* [Prompt]: Quote the full listing word for word.
Start of Recorded information
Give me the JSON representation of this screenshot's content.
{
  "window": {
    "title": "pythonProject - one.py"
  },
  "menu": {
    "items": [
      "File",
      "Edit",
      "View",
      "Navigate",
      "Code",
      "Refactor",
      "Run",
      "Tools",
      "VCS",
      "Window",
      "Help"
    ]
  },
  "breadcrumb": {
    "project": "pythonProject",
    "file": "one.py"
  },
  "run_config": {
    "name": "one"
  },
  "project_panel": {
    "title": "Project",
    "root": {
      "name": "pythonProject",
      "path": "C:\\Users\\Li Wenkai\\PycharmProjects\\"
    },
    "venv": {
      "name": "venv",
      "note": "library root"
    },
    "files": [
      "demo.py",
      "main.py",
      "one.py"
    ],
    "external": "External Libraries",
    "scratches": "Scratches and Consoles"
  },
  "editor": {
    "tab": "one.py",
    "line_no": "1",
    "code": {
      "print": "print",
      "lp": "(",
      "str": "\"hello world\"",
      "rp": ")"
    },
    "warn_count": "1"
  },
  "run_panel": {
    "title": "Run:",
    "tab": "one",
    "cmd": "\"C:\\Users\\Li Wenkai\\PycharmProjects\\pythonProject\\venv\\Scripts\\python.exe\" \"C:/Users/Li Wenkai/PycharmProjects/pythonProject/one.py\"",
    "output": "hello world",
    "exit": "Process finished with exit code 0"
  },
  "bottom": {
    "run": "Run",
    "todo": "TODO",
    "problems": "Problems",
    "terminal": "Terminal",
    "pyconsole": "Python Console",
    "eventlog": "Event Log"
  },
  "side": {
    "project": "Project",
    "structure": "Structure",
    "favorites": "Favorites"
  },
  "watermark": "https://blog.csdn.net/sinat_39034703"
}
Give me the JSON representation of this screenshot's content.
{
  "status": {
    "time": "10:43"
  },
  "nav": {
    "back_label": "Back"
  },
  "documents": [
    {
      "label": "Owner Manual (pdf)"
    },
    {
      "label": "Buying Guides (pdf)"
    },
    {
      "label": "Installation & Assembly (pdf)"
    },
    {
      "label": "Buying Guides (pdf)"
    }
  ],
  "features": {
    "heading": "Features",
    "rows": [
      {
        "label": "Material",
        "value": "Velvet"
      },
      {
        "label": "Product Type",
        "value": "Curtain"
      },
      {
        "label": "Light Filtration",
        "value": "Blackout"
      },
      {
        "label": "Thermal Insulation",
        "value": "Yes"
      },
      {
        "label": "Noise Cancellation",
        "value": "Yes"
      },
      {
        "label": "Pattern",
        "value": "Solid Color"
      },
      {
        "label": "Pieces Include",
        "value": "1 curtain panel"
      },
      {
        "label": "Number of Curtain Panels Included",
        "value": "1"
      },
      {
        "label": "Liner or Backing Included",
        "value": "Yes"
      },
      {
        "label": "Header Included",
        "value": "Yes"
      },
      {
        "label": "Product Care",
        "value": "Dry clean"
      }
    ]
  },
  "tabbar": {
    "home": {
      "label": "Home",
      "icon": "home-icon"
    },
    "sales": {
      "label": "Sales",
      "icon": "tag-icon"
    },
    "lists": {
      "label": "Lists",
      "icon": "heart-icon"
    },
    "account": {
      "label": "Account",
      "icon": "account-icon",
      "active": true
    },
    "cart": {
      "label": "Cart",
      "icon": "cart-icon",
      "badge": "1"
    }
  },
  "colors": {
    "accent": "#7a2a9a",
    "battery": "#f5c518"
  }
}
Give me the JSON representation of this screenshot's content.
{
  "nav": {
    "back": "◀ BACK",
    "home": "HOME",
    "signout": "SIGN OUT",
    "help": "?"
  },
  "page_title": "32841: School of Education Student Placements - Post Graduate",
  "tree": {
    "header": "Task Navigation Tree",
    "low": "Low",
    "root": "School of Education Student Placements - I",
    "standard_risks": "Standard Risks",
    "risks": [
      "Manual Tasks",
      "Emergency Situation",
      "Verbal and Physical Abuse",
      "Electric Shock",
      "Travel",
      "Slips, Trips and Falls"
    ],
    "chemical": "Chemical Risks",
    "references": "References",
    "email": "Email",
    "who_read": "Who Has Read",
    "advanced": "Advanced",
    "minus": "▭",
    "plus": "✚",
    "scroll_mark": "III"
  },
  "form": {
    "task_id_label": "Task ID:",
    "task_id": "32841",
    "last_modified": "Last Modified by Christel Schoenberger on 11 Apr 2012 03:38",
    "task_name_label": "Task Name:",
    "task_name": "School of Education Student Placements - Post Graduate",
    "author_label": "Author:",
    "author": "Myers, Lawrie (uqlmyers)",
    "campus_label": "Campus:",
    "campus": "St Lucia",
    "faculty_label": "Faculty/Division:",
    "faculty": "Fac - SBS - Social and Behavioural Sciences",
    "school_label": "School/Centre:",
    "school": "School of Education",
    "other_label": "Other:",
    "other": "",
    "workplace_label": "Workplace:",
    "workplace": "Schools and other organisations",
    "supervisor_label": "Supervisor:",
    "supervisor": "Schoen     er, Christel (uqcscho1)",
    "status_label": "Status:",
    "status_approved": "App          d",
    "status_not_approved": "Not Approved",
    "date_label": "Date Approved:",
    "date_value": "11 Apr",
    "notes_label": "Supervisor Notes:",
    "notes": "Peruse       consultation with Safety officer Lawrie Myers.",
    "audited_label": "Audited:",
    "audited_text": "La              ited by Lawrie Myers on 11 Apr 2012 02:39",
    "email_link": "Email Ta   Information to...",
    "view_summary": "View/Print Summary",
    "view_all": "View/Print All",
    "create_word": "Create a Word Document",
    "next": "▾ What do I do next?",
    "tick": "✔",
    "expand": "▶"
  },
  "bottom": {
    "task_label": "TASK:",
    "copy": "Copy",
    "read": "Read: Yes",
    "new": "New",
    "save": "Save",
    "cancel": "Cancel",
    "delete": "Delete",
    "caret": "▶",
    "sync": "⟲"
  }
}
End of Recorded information
* [Response area]:
Give me the JSON representation of this screenshot's content.
{
  "window": {
    "title": "pythonProject - one.py"
  },
  "menu": {
    "items": [
      "File",
      "Edit",
      "View",
      "Navigate",
      "Code",
      "Refactor",
      "Run",
      "Tools",
      "VCS",
      "Window",
      "Help"
    ]
  },
  "breadcrumb": {
    "project": "pythonProject",
    "file": "one.py"
  },
  "run_config": {
    "name": "one"
  },
  "project_panel": {
    "title": "Project",
    "root": {
      "name": "pythonProject",
      "path": "C:\\Users\\Li Wenkai\\PycharmProjects\\"
    },
    "venv": {
      "name": "venv",
      "note": "library root"
    },
    "files": [
      "demo.py",
      "main.py",
      "one.py"
    ],
    "external": "External Libraries",
    "scratches": "Scratches and Consoles"
  },
  "editor": {
    "tab": "one.py",
    "line_no": "1",
    "code": {
      "print": "print",
      "lp": "(",
      "str": "\"hello world\"",
      "rp": ")"
    },
    "warn_count": "1"
  },
  "run_panel": {
    "title": "Run:",
    "tab": "one",
    "cmd": "\"C:\\Users\\Li Wenkai\\PycharmProjects\\pythonProject\\venv\\Scripts\\python.exe\" \"C:/Users/Li Wenkai/PycharmProjects/pythonProject/one.py\"",
    "output": "hello world",
    "exit": "Process finished with exit code 0"
  },
  "bottom": {
    "run": "Run",
    "todo": "TODO",
    "problems": "Problems",
    "terminal": "Terminal",
    "pyconsole": "Python Console",
    "eventlog": "Event Log"
  },
  "side": {
    "project": "Project",
    "structure": "Structure",
    "favorites": "Favorites"
  },
  "watermark": "https://blog.csdn.net/sinat_39034703"
}
Give me the JSON representation of this screenshot's content.
{
  "status": {
    "time": "10:43"
  },
  "nav": {
    "back_label": "Back"
  },
  "documents": [
    {
      "label": "Owner Manual (pdf)"
    },
    {
      "label": "Buying Guides (pdf)"
    },
    {
      "label": "Installation & Assembly (pdf)"
    },
    {
      "label": "Buying Guides (pdf)"
    }
  ],
  "features": {
    "heading": "Features",
    "rows": [
      {
        "label": "Material",
        "value": "Velvet"
      },
      {
        "label": "Product Type",
        "value": "Curtain"
      },
      {
        "label": "Light Filtration",
        "value": "Blackout"
      },
      {
        "label": "Thermal Insulation",
        "value": "Yes"
      },
      {
        "label": "Noise Cancellation",
        "value": "Yes"
      },
      {
        "label": "Pattern",
        "value": "Solid Color"
      },
      {
        "label": "Pieces Include",
        "value": "1 curtain panel"
      },
      {
        "label": "Number of Curtain Panels Included",
        "value": "1"
      },
      {
        "label": "Liner or Backing Included",
        "value": "Yes"
      },
      {
        "label": "Header Included",
        "value": "Yes"
      },
      {
        "label": "Product Care",
        "value": "Dry clean"
      }
    ]
  },
  "tabbar": {
    "home": {
      "label": "Home",
      "icon": "home-icon"
    },
    "sales": {
      "label": "Sales",
      "icon": "tag-icon"
    },
    "lists": {
      "label": "Lists",
      "icon": "heart-icon"
    },
    "account": {
      "label": "Account",
      "icon": "account-icon",
      "active": true
    },
    "cart": {
      "label": "Cart",
      "icon": "cart-icon",
      "badge": "1"
    }
  },
  "colors": {
    "accent": "#7a2a9a",
    "battery": "#f5c518"
  }
}
Give me the JSON representation of this screenshot's content.
{
  "nav": {
    "back": "◀ BACK",
    "home": "HOME",
    "signout": "SIGN OUT",
    "help": "?"
  },
  "page_title": "32841: School of Education Student Placements - Post Graduate",
  "tree": {
    "header": "Task Navigation Tree",
    "low": "Low",
    "root": "School of Education Student Placements - I",
    "standard_risks": "Standard Risks",
    "risks": [
      "Manual Tasks",
      "Emergency Situation",
      "Verbal and Physical Abuse",
      "Electric Shock",
      "Travel",
      "Slips, Trips and Falls"
    ],
    "chemical": "Chemical Risks",
    "references": "References",
    "email": "Email",
    "who_read": "Who Has Read",
    "advanced": "Advanced",
    "minus": "▭",
    "plus": "✚",
    "scroll_mark": "III"
  },
  "form": {
    "task_id_label": "Task ID:",
    "task_id": "32841",
    "last_modified": "Last Modified by Christel Schoenberger on 11 Apr 2012 03:38",
    "task_name_label": "Task Name:",
    "task_name": "School of Education Student Placements - Post Graduate",
    "author_label": "Author:",
    "author": "Myers, Lawrie (uqlmyers)",
    "campus_label": "Campus:",
    "campus": "St Lucia",
    "faculty_label": "Faculty/Division:",
    "faculty": "Fac - SBS - Social and Behavioural Sciences",
    "school_label": "School/Centre:",
    "school": "School of Education",
    "other_label": "Other:",
    "other": "",
    "workplace_label": "Workplace:",
    "workplace": "Schools and other organisations",
    "supervisor_label": "Supervisor:",
    "supervisor": "Schoen     er, Christel (uqcscho1)",
    "status_label": "Status:",
    "status_approved": "App          d",
    "status_not_approved": "Not Approved",
    "date_label": "Date Approved:",
    "date_value": "11 Apr",
    "notes_label": "Supervisor Notes:",
    "notes": "Peruse       consultation with Safety officer Lawrie Myers.",
    "audited_label": "Audited:",
    "audited_text": "La              ited by Lawrie Myers on 11 Apr 2012 02:39",
    "email_link": "Email Ta   Information to...",
    "view_summary": "View/Print Summary",
    "view_all": "View/Print All",
    "create_word": "Create a Word Document",
    "next": "▾ What do I do next?",
    "tick": "✔",
    "expand": "▶"
  },
  "bottom": {
    "task_label": "TASK:",
    "copy": "Copy",
    "read": "Read: Yes",
    "new": "New",
    "save": "Save",
    "cancel": "Cancel",
    "delete": "Delete",
    "caret": "▶",
    "sync": "⟲"
  }
}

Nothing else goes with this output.